Soundslice is all about syncing audio/video with music notation — but in some cases your audio/video might feature talking and explaining, instead of music. How are you supposed to represent non-musical content in your synced music notation?
Traditionally our users have solved that by creating empty bars in their notation, with a whole rest, and syncing that single bar with whatever portion of their recording was instructional. But we’ve always considered that technique a bit of a dirty workaround. It’s technically not a rest, it’s something completely different!
We finally have a proper solution: something we call “bar commentary.”
This lets you mark sections of audio/video as “commentary,” which will be represented by a light gray labeled section of the music notation. It’s really nice, not only for navigating through a score but for helping underscore what’s being said. Here’s what it looks like:
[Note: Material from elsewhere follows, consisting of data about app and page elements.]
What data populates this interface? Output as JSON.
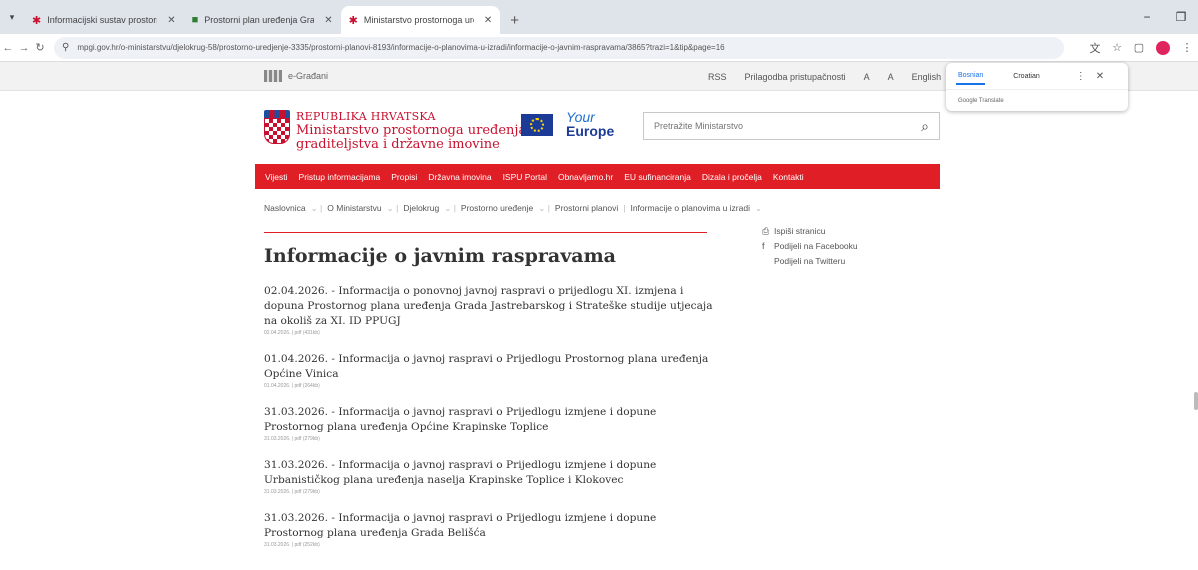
{
  "browser": {
    "tabs": [
      {
        "title": "Informacijski sustav prostornog",
        "active": false
      },
      {
        "title": "Prostorni plan uređenja Grada J",
        "active": false
      },
      {
        "title": "Ministarstvo prostornoga uređe",
        "active": true
      }
    ],
    "new_tab": "+",
    "url": "mpgi.gov.hr/o-ministarstvu/djelokrug-58/prostorno-uredjenje-3335/prostorni-planovi-8193/informacije-o-planovima-u-izradi/informacije-o-javnim-raspravama/3865?trazi=1&tip&page=16"
  },
  "topbar": {
    "egradani": "e-Građani",
    "links": [
      "RSS",
      "Prilagodba pristupačnosti",
      "A",
      "A",
      "English"
    ]
  },
  "header": {
    "logo_line1": "REPUBLIKA HRVATSKA",
    "logo_line2": "Ministarstvo prostornoga uređenja,",
    "logo_line3": "graditeljstva i državne imovine",
    "your": "Your",
    "europe": "Europe",
    "search_placeholder": "Pretražite Ministarstvo"
  },
  "mainnav": [
    "Vijesti",
    "Pristup informacijama",
    "Propisi",
    "Državna imovina",
    "ISPU Portal",
    "Obnavljamo.hr",
    "EU sufinanciranja",
    "Dizala i pročelja",
    "Kontakti"
  ],
  "breadcrumb": [
    "Naslovnica",
    "O Ministarstvu",
    "Djelokrug",
    "Prostorno uređenje",
    "Prostorni planovi",
    "Informacije o planovima u izradi"
  ],
  "page_title": "Informacije o javnim raspravama",
  "share": {
    "print": "Ispiši stranicu",
    "facebook": "Podijeli na Facebooku",
    "twitter": "Podijeli na Twitteru"
  },
  "items": [
    {
      "title": "02.04.2026. - Informacija o ponovnoj javnoj raspravi o prijedlogu XI. izmjena i dopuna Prostornog plana uređenja Grada Jastrebarskog i Strateške studije utjecaja na okoliš za XI. ID PPUGJ",
      "meta": "02.04.2026. | pdf (431kb)"
    },
    {
      "title": "01.04.2026. - Informacija o javnoj raspravi o Prijedlogu Prostornog plana uređenja Općine Vinica",
      "meta": "01.04.2026. | pdf (264kb)"
    },
    {
      "title": "31.03.2026. - Informacija o javnoj raspravi o Prijedlogu izmjene i dopune Prostornog plana uređenja Općine Krapinske Toplice",
      "meta": "31.03.2026. | pdf (279kb)"
    },
    {
      "title": "31.03.2026. - Informacija o javnoj raspravi o Prijedlogu izmjene i dopune Urbanističkog plana uređenja naselja Krapinske Toplice i Klokovec",
      "meta": "31.03.2026. | pdf (279kb)"
    },
    {
      "title": "31.03.2026. - Informacija o javnoj raspravi o Prijedlogu izmjene i dopune Prostornog plana uređenja Grada Belišća",
      "meta": "31.03.2026. | pdf (252kb)"
    }
  ],
  "translate": {
    "lang1": "Bosnian",
    "lang2": "Croatian",
    "label": "Google Translate"
  },
  "colors": {
    "accent_red": "#e01e25",
    "eu_blue": "#1c3b96"
  }
}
Here’s how to create bar commentary:
- In your notation software (Sibelius, Finale, Guitar Pro, etc.), create an empty bar wherever the commentary happens.
- Use your notation software to add text above the bar. This is how you specify the commentary bar’s label.
- Make sure the text starts with “sstext:” (without the quotes) and is followed by whatever the label should be. You can put a space after that colon, or not — it works either way.
- Upload your notation file to us. Whenever our importer sees “sstext:”, it’ll strip out that prefix and create a commentary bar with your given label. Note that we ignore whatever music notation (if any) is in commentary bars.
- When you use our sync editor to sync audio/video with your score, just create a single syncpoint for the start of the commentary bar. Its duration will be whatever you specify — from its start syncpoint to the next syncpoint. It can be as short or long as you want, though we suggest breaking up super-long sections into multiple commentary bars, for better navigation.
We realize that “sstext:” seems like a magic incantation. Eventually we’ll have a way of creating these directly on our site, rather than having to use your notation program. It’s pretty fast and easy, though.
A score can have as many commentary bars as you’d like. They can be next to each other, or they can be sprinkled throughout the score, or both. Have at it!